February 4, 2010
Q&A with chocolate shop owner Pamela Blackwell
HSUS: Where did you get the idea for your new chocolate venture?
PB: There are no vegan, organic, fair-trade chocolate stores and I thought it would be wonderful to create one. I also thought it would be great to plate chocolate and pair it with wine; the two go so well together.
I searched a long time for the right chocolatier. The minute I tasted the chocolate sauce, I knew [Patrick Coston] was the one. He was willing to take on the challenge of creating a vegan line of bon bons, truffles, bark and a large number of specialty items and put his heart and soul into it, even though he'd never done it before. The chocolates are incredible. The chocolates and the pastries [both] are getting tremendous praise.
HSUS: Why are people so crazy about chocolate?
PB: Because it's comforting and just so delicious! I've had people tell me that if they are feeling stressed and they eat some chocolate it helps relax them. [Or] if they are feeling depressed and they eat some chocolate their mood is lifted. The smell alone is pretty intoxicating; nothing puts you in a better mood than the smell of chocolate!
HSUS: Is there something about small amounts of decadence/indulgence that has a special appeal these days?
PB: In these economic times, chocolate can be that guilty pleasure that's affordable. Before [opening], I read that the chocolate business has continued to thrive and even grow over the past two years.
HSUS: Is being dairy-free a selling point, or do you focus more on simply having a great product?
PB: We [focus] on having a solid, delicious product.
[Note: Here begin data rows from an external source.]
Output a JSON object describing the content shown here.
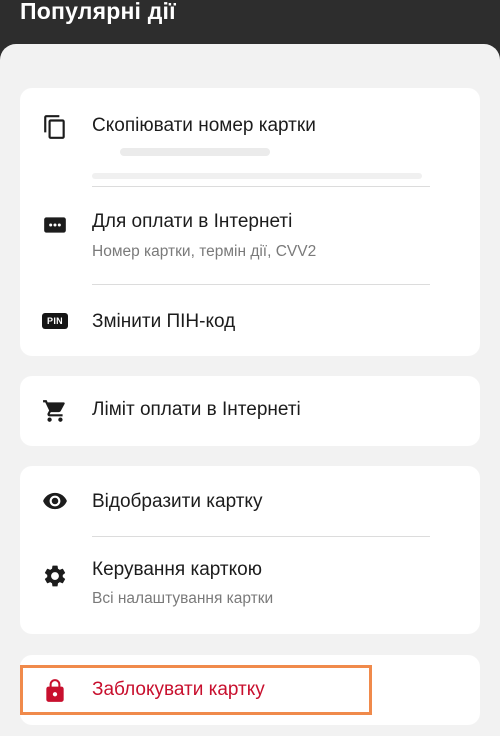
{
  "header": {
    "title": "Популярні дії"
  },
  "cards": [
    {
      "items": [
        {
          "icon": "copy-icon",
          "label": "Скопіювати номер картки"
        },
        {
          "icon": "dots-card-icon",
          "label": "Для оплати в Інтернеті",
          "sublabel": "Номер картки, термін дії, CVV2"
        },
        {
          "icon": "pin-icon",
          "icon_text": "PIN",
          "label": "Змінити ПІН-код"
        }
      ]
    },
    {
      "items": [
        {
          "icon": "cart-icon",
          "label": "Ліміт оплати в Інтернеті"
        }
      ]
    },
    {
      "items": [
        {
          "icon": "eye-icon",
          "label": "Відобразити картку"
        },
        {
          "icon": "gear-icon",
          "label": "Керування карткою",
          "sublabel": "Всі налаштування картки"
        }
      ]
    },
    {
      "items": [
        {
          "icon": "lock-icon",
          "label": "Заблокувати картку"
        }
      ]
    }
  ],
  "colors": {
    "header_bg": "#2d2d2d",
    "sheet_bg": "#f2f2f2",
    "danger": "#c8102e",
    "highlight": "#f08a4b"
  }
}
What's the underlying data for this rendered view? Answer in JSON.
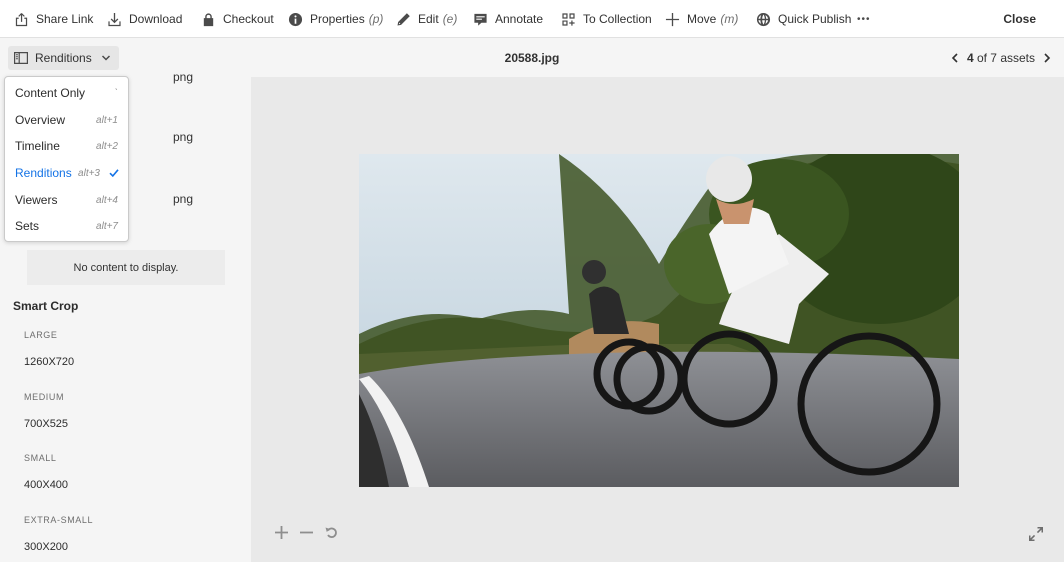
{
  "toolbar": {
    "share_link": "Share Link",
    "download": "Download",
    "checkout": "Checkout",
    "properties": "Properties",
    "properties_key": "(p)",
    "edit": "Edit",
    "edit_key": "(e)",
    "annotate": "Annotate",
    "to_collection": "To Collection",
    "move": "Move",
    "move_key": "(m)",
    "quick_publish": "Quick Publish",
    "more": "•••",
    "close": "Close"
  },
  "header": {
    "rail_toggle_label": "Renditions",
    "asset_title": "20588.jpg",
    "pager_current": "4",
    "pager_rest": "of 7 assets"
  },
  "menu": {
    "items": [
      {
        "label": "Content Only",
        "shortcut": "`"
      },
      {
        "label": "Overview",
        "shortcut": "alt+1"
      },
      {
        "label": "Timeline",
        "shortcut": "alt+2"
      },
      {
        "label": "Renditions",
        "shortcut": "alt+3",
        "selected": true
      },
      {
        "label": "Viewers",
        "shortcut": "alt+4"
      },
      {
        "label": "Sets",
        "shortcut": "alt+7"
      }
    ]
  },
  "rail": {
    "renditions": [
      {
        "ext": "png"
      },
      {
        "ext": "png"
      },
      {
        "ext": "png"
      }
    ],
    "no_content": "No content to display.",
    "smart_crop_title": "Smart Crop",
    "smart_crop": [
      {
        "label": "LARGE",
        "size": "1260X720"
      },
      {
        "label": "MEDIUM",
        "size": "700X525"
      },
      {
        "label": "SMALL",
        "size": "400X400"
      },
      {
        "label": "EXTRA-SMALL",
        "size": "300X200"
      }
    ]
  },
  "colors": {
    "accent": "#1473e6",
    "rail_bg": "#f5f5f5",
    "viewer_bg": "#e9e9e9"
  }
}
When we first opened, we were telling customers that we were dairy-free and a lot of people were turned off by that, thinking the product wouldn't taste good. [Now, we tell] people who want to talk to us about our chocolates and pastries that we are dairy-free, and they are always shocked. It's still an unfortunate misconception that vegan either tastes bad or strange.
HSUS: How important is it to you to educate or inform people?
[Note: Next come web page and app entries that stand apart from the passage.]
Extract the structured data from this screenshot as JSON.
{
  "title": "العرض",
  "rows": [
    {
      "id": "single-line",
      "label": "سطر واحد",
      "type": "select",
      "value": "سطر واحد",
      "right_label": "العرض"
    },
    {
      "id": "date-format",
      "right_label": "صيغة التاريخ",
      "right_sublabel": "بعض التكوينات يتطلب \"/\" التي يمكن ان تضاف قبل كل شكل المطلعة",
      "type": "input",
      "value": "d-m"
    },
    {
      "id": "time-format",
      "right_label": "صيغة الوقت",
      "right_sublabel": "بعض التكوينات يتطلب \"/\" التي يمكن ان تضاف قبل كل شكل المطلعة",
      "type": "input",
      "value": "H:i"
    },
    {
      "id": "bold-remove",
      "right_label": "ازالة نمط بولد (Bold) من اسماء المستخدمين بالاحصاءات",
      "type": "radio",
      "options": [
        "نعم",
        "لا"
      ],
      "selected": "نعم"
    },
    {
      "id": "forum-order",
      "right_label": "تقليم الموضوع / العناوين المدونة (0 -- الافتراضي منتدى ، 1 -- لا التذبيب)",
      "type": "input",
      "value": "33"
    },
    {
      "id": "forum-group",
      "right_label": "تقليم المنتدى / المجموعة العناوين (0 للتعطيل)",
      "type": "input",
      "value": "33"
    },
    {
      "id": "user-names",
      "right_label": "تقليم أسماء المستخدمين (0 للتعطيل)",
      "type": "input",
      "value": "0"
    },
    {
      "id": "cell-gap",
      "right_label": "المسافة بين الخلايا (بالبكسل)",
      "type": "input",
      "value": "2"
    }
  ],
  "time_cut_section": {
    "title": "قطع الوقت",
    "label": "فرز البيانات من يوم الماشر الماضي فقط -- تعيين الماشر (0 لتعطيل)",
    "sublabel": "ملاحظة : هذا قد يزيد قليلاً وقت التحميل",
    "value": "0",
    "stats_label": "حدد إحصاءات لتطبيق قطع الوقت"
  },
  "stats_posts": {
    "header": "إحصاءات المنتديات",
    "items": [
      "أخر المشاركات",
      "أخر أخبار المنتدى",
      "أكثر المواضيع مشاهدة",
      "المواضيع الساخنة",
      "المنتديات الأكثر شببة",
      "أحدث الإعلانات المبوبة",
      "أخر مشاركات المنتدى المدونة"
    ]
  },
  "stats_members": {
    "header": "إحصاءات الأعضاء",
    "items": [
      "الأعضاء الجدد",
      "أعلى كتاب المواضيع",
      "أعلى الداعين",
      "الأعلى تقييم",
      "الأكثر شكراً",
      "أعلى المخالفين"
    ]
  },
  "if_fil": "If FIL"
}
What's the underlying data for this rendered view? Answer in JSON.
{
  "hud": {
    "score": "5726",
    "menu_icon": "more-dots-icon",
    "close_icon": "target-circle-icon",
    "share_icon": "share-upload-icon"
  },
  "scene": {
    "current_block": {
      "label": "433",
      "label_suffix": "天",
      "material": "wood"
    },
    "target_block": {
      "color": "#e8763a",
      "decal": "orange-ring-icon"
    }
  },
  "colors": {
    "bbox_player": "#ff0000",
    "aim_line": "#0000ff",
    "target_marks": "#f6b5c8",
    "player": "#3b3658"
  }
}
PB: I knew that one of the biggest questions [from customers] would be "Why don't you use dairy?" I realized that there is an incredible opportunity through Cocoa V to educate the public about what animals’ lives are like on dairy farms. The mistreatment of animals for food never enters the consciousness of many people. We produce a newsletter [available at Cocoa V that] talks about the truth of dairy farms and how the animals are suffering.
HSUS: What is your favorite item on the menu here?
PB: My favorite item is currently our hand dipped mint bon bon which is our version of a peppermint patty. It's truly unbelievable!
Cocoa V's chocolatier Patrick Coston offers advice on serving chocolate:
When presenting chocolate bon bons to your guests, you want to make sure the chocolates are displayed on a beautifully shaped white plate, rectangular is preferred. Dark chocolates showcase best against a white or silver backdrop. It isn't necessary to garnish the plate with anything, this can actually take away from the beauty of the product. At Cocoa V, we hand paint a number of our chocolates and also have a number of designs that allow the chocolates to look spectacular when plated.
If you are plating truffles, secure them in candy cups so they don't roll about, and remember not to overcrowd the plate. If you are offering them in a bowl, piling them high (but not too high) works well.
Store bon bons in a protective container and keep in a cool area, but not refrigerated until plated. Truffles should be refrigerated.
Editors’ Note: A portion of Cocoa V’s profits go to animal rescue organizations.
See Chocolate Pecan Pie Truffle recipe»